three orders; the inferior clergy, the superintendents, or bishops, and the archimagus, or arch-priest.
Zoroaster had the address to bring over Darius to his new-reformed religion, notwithstanding the strongest opposition of the Sabians; and from that time it became the national religion of all that country, and so continued for many ages after, till it was supplanted by that of Mahomet. Zoroaster composed a book containing the principles of the Magian religion. It is called Zendavesta, and by contraction Zend. See Zend.
MAGIC, a science which teaches to produce surprising and extraordinary effects; a correspondence with bad spirits, by means of which a person is able to perform surprising things. This was strictly forbidden by the law of God, on pain of death. Lev. xix. 31.
MAG1STER DISCIPLINE, or Master Of Discipline, the appellation of a certain ecclesiastical officer in the ancient Christian church. It was a custom in some places, particularly in Spain, in the time of the Gothic kings, about the end of the fifth century, tor parents to dedicate their children very young to the service of the church. For this purpose they were taken into the bishop's family, and educated under him by some grave and discreet person whom the bishop deputed for that purpose, and set over them, by the name of Presbyter or MagUter Discipline, whose chief business it was to inspect their behaviour, and instruct them in the rules and discipline of the church.

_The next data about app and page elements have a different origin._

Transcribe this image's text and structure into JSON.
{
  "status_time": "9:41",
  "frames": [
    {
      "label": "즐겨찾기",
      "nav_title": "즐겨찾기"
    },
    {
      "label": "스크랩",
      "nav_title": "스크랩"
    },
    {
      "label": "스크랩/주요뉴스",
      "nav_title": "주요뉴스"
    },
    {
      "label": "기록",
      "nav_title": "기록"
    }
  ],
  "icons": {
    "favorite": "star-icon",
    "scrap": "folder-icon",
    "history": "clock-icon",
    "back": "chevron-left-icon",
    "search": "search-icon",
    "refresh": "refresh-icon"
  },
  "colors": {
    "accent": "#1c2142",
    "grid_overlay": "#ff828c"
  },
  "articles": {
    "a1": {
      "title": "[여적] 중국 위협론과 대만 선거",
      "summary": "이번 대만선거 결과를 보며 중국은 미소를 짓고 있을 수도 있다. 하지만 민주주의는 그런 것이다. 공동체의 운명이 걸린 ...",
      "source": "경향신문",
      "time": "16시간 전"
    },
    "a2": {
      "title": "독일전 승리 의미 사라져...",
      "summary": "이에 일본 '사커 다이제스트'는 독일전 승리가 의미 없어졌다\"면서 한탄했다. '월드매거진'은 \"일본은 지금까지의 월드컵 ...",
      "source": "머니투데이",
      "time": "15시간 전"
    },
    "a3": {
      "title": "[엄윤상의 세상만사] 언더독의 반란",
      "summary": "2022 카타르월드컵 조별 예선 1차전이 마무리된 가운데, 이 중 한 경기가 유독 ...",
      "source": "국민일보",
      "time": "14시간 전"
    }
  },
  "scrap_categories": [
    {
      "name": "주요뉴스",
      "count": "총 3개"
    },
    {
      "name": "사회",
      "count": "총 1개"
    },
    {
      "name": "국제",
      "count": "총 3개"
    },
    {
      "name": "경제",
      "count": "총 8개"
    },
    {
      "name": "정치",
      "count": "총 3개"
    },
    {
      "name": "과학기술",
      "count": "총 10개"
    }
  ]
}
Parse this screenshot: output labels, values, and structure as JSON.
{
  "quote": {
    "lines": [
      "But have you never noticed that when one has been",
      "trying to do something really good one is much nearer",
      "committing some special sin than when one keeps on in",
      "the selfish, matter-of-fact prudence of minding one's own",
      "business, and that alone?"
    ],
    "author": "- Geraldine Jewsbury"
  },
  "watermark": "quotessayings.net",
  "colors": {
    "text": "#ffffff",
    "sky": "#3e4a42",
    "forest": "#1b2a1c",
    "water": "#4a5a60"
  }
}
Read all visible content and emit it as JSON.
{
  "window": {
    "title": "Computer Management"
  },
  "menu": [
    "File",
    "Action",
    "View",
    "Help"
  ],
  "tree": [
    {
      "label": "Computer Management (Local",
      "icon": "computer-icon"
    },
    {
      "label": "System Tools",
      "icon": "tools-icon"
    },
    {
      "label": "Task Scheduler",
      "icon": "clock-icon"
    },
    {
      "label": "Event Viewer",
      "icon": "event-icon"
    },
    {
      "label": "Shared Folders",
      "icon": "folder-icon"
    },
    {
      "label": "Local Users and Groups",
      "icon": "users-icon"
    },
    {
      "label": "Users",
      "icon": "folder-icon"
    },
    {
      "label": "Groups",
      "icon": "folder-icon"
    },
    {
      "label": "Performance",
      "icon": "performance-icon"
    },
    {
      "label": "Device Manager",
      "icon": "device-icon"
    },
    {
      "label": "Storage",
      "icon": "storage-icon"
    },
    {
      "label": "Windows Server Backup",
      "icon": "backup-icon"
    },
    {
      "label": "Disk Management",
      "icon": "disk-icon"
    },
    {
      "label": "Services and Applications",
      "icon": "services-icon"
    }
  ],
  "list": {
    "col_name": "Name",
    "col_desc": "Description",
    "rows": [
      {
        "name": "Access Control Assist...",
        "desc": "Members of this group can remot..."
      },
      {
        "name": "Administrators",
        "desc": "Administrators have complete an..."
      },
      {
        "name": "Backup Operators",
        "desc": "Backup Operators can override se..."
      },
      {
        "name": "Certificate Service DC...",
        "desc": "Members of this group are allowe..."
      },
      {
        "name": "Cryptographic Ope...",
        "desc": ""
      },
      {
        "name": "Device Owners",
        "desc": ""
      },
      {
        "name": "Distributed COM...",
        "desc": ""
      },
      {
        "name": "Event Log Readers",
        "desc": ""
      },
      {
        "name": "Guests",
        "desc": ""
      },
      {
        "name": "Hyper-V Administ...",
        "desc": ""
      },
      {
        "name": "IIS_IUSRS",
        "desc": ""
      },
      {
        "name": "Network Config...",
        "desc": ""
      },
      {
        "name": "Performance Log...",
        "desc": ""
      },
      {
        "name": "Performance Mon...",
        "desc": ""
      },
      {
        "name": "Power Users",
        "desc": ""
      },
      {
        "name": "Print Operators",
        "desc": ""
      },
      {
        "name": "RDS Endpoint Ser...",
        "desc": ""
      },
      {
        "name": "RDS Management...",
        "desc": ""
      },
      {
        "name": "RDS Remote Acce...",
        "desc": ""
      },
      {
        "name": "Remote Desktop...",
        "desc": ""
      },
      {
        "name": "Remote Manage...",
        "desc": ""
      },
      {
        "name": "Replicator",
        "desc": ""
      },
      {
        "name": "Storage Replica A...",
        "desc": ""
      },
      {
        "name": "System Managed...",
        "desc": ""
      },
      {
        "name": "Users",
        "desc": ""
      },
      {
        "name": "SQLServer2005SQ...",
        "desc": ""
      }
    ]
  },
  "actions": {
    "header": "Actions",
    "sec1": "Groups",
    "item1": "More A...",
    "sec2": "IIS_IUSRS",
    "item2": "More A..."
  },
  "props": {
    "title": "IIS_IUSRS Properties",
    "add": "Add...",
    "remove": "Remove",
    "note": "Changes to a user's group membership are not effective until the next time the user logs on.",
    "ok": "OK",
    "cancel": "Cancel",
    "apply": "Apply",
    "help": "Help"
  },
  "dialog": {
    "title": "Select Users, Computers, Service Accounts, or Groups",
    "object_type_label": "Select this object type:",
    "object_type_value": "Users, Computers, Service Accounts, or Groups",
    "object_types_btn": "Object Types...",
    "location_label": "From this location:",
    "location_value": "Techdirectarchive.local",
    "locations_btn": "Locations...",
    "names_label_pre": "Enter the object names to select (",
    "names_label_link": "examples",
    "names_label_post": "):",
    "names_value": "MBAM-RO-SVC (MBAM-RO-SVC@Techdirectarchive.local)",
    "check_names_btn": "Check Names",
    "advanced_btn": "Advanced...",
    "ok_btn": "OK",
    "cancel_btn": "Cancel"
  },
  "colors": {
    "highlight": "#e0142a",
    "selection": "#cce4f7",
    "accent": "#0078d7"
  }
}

MAGNANIMITY, greatness of soul: a disposition of mind exerted in contemning dangers and difficulties, in scorning temptations, and despising earthly pomp and splendour. Cie. de offic. lee. i. ch. 20; Grove's Moral Phil. p. 268, vol. ii. See articles Courage, Fortitude, in this work; Steel's Christian Hero; Watts on Self-Murder.
MAHOMETANISM, the system of religion formed and propagated by Mahomet, and still adhered to by his followers/ It is professed by the Turks and Persians, by several nations among the Africans, arid many among the East Indians.
Mahomet was born in the reign of Anushirwan the Just, emperor of Persia, about the end of the sixth century of the Christian era. He came into the world under some disadvantages. His father Abd'allah was a younger son of Abd'almotalleb; and dying very young, and in his father's life-time, left his widow and an infant son in very mean cir